March 12, 2021
by Jennifer Lendvai-Lintner
Nana and I had a special bond. Without question, she was the first bestie I ever had. Many of my deep-seated loves — shopping, potato chips, milk-glass lamps, scratch-off lottery tickets, fashion shows — can be directly traced to her influence. My nana, Clare Eleanora, was best of the best.
My eldest, Eleanóra, is named after Nana. I recall sitting on a couch next to my husband in a snug pub in England’s Lake District. It was the October before I would become pregnant, and it was that evening I first thought to swap the order of the names and call a future daughter Eleanóra Clare. No other name, I thought, could be more perfect.
A few months later, while living and teaching in London I had a nuisance of an issue with my visa that required me to travel all the way back to the United States to get sorted. In uncanny timing, I arrived home just as my nana’s health made a sudden and swift decline. Without my visa issue, I would have been across an ocean, instead of sitting at her bedside as her final, silent moments on this earth ticked away.
A year after, I cradled my six-pound-eight-ounce Eleanóra Clare, but I had lost my Clare Eleanora.
Ten years later, during my concerning pregnancy with Hilde, I chose to attend daily Mass during the Lenten season. It’s traditional for Catholics to fast or offer up some sacrificial act as preparation for Easter. Following a practice my parents held for years, I committed to daily Mass that year. It was a tumultuous time, and I figured grounding myself in the solemn, stripped-down ceremony that is weekday Mass would be good for me. So each day after school drop off, I joined a scattering of worshippers at Holy Trinity for the 8:30 am service.
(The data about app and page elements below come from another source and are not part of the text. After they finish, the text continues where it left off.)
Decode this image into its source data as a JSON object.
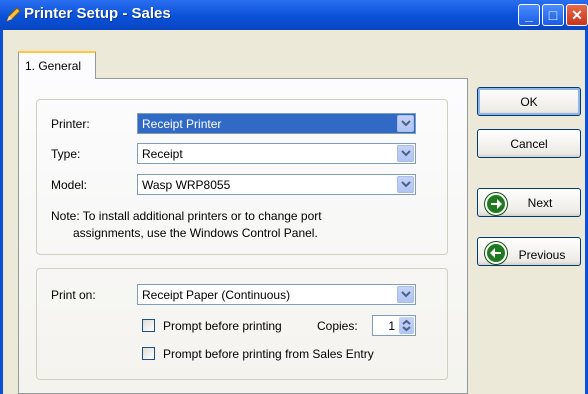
{
  "window": {
    "title": "Printer Setup - Sales"
  },
  "tabs": [
    {
      "label": "1. General"
    }
  ],
  "printer_section": {
    "printer_label": "Printer:",
    "printer_value": "Receipt Printer",
    "type_label": "Type:",
    "type_value": "Receipt",
    "model_label": "Model:",
    "model_value": "Wasp WRP8055",
    "note_line1": "Note: To install additional printers or to change port",
    "note_line2": "assignments, use the Windows Control Panel."
  },
  "print_section": {
    "print_on_label": "Print on:",
    "print_on_value": "Receipt Paper (Continuous)",
    "prompt_label": "Prompt before printing",
    "copies_label": "Copies:",
    "copies_value": "1",
    "prompt_sales_label": "Prompt before printing from Sales Entry"
  },
  "buttons": {
    "ok": "OK",
    "cancel": "Cancel",
    "next": "Next",
    "previous": "Previous"
  },
  "colors": {
    "title_bar": "#0a50d8",
    "selection": "#316ac5",
    "nav_icon": "#1f7a1f"
  }
}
Breaking with our family custom of sitting on the congregational right in the company of Sts. Peter and Paul depicted there in gleaming Byzantine style, that first morning I sat on the congregational left. It didn’t really make sense. But, for some inexplicable reason, when I went to Mass on my own those weekday mornings, the opposite side felt like home. It wasn’t until about halfway through Lent that I discovered why.
One morning, as I maneuvered my butt back on the pew after kneeling for a few introductory prayers, the pair of icons painted in my new neighborhood caught my eye. St. Francis of Assisi…
and St. Clare.
Wow, I exhaled. No offense to St. Clare, but she’s not one I would consider a celebrity saint like the aforementioned Sts. Peter, Paul, or Francis. I’d venture to say that St. Clare is much lesser-known. Yet, out of the entire body of saints, she was one of only four rendered in our church.
Each morning Clare had been right next to me. As I purposefully chose focus and prayer, leaning hard on faith rather than spiraling into the fear of a troubled pregnancy, she was there. All those mornings —standing just over my shoulder.
God has never failed to put me where I need to be, when I need to be there. Seldom do I understand why until hindsight reveals it. But it always does. Spectacularly.
There’s not a shred of possibility that I am ever in this alone.
Photo courtesy Stephen Lavinio
[Image description: Author Jennifer is pictured standing just behind and leaning down to her nana. The photo was taken on Jennifer's wedding day, so she is dressed in an ivory silk gown with thin straps, a beaded headband and a veil. Her nana is wearing a light green dress and jacket with pearl necklace and earrings. Both are smiling wide at the camera.]